:: WORK TO COMPLETE ::
From the entries below, copy out every line with "that" in it.

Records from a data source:
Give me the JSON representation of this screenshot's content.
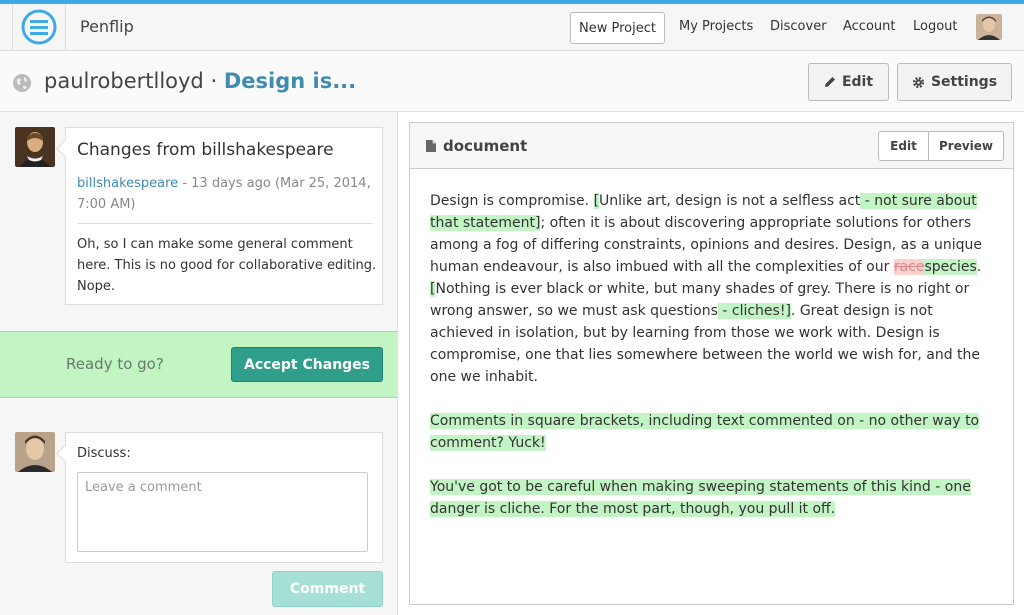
{
  "topbar": {
    "brand": "Penflip",
    "new_project": "New Project",
    "links": [
      "My Projects",
      "Discover",
      "Account",
      "Logout"
    ]
  },
  "header": {
    "owner": "paulrobertlloyd",
    "separator": "·",
    "project": "Design is...",
    "edit_label": "Edit",
    "settings_label": "Settings"
  },
  "changes": {
    "heading": "Changes from billshakespeare",
    "author": "billshakespeare",
    "time": "- 13 days ago (Mar 25, 2014, 7:00 AM)",
    "comment": "Oh, so I can make some general comment here. This is no good for collaborative editing. Nope."
  },
  "ready": {
    "text": "Ready to go?",
    "accept_label": "Accept Changes"
  },
  "discuss": {
    "label": "Discuss:",
    "placeholder": "Leave a comment",
    "comment_label": "Comment"
  },
  "document": {
    "title": "document",
    "tab_edit": "Edit",
    "tab_preview": "Preview",
    "p1": {
      "s1": "Design is compromise. ",
      "s2": "[",
      "s3": "Unlike art, design is not a selfless act",
      "s4": " - not sure about that statement",
      "s5": "]",
      "s6": "; often it is about discovering appropriate solutions for others among a fog of differing constraints, opinions and desires. Design, as a unique human endeavour, is also imbued with all the complexities of our ",
      "s7": "race",
      "s8": "species",
      "s9": ". ",
      "s10": "[",
      "s11": "Nothing is ever black or white, but many shades of grey. There is no right or wrong answer, so we must ask questions",
      "s12": " - cliches!",
      "s13": "]",
      "s14": ". Great design is not achieved in isolation, but by learning from those we work with. Design is compromise, one that lies somewhere between the world we wish for, and the one we inhabit."
    },
    "p2": "Comments in square brackets, including text commented on - no other way to comment? Yuck!",
    "p3": "You've got to be careful when making sweeping statements of this kind - one danger is cliche. For the most part, though, you pull it off."
  },
  "colors": {
    "accent_blue": "#3ea9e6",
    "link": "#3f8bb2",
    "added_bg": "#c2f4c4",
    "removed_bg": "#fbd0d0",
    "accept_button": "#2f9e8a"
  }
}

:: ANSWER SECTION ::
      "s4": " - not sure about that statement",
      "s14": ". Great design is not achieved in isolation, but by learning from those we work with. Design is compromise, one that lies somewhere between the world we wish for, and the one we inhabit."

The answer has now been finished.